2 Furthermore, the court of appeals' deference to the Board's consistent interpretation of the governing regulation is consistent with this Court's decisions. See, e.g., Thomas Jefferson Univ. v. Shalala, 512 U.S. 504, 512 (1994); see also 8 C.F.R. 241.31 (providing that an order of deportation becomes final upon the Board's dismissal of an appeal); In re L-V-K, Interim Dec. 3409, 1999 WL 607159 (BIA Aug. 10, 1999) (en banc) (holding that the time limit in 8 C.F.R. 3.2(c)(2) on filing motions to reopen begins to run when an order of deportation matures into a final order, regardless of the disposition of subsequent motions), vacated on other grounds, No. 99-71060 (9th Cir. Apr. 3, 2000).

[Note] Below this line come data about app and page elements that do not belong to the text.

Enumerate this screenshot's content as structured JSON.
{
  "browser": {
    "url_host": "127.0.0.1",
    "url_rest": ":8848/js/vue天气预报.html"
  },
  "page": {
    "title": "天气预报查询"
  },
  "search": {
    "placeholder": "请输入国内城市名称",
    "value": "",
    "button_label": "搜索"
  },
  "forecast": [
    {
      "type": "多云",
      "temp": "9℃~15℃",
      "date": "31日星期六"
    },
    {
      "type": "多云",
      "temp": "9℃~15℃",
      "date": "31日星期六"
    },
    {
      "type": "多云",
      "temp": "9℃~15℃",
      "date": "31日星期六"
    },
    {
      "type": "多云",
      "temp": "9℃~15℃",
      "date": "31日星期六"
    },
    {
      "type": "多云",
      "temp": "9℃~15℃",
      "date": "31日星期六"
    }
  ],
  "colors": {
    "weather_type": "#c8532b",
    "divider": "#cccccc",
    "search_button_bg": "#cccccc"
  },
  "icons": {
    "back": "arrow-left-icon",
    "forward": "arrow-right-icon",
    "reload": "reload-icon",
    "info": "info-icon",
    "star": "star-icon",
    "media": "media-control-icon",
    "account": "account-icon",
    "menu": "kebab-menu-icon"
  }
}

3 Petitioner's reliance (Pet. 17-18) on the current version of 8 U.S.C. 1229a(c)(6) (Supp. V 1999), which, in addressing motions to reopen, omits the regulatory phrase "in the proceedings sought to be reopened," is misplaced in two respects. First, because petitioner challenges a Board decision issued on or after October 31, 1996, in a deportation case initiated prior to April 1, 1997, the transition rules of the Illegal Immigration Reform and Immigrant Responsibility Act of 1996, Pub. L. No. 104-208, Div. C, 110 Stat. 3009-546, govern his case, which makes the current Section 1229a(c)(6) inapplicable, as petitioner himself concedes (Pet. 17). Second, even if it did apply, the amendment offers petitioner no aid because it continues to require the filing of a motion to reopen within ninety days of the final administrative order of removal. 8 U.S.C. 1229a(c)(6)(C)(i) (Supp. V 1999). Nothing in the statute undercuts the established meaning of "final order" as the point in time when an order of deportation becomes administratively final because of the alien's waiver of appeal, the lapse of the time allowed for appeal, or the Board's dismissal of the appeal. See 8 U.S.C. 1101(a)(47)(B) (Supp. V 1999); 8 C.F.R. 3.39, 241.31. In addition, to the extent Congress left the term "final administrative order of removal" undefined, the Board has broad authority to interpret that term. See INS v. Aguirre-Aguirre, 526 U.S. 415, 423-425 (1999); see also Lopez v. Davis, 121 S. Ct. 714, 722 (2001).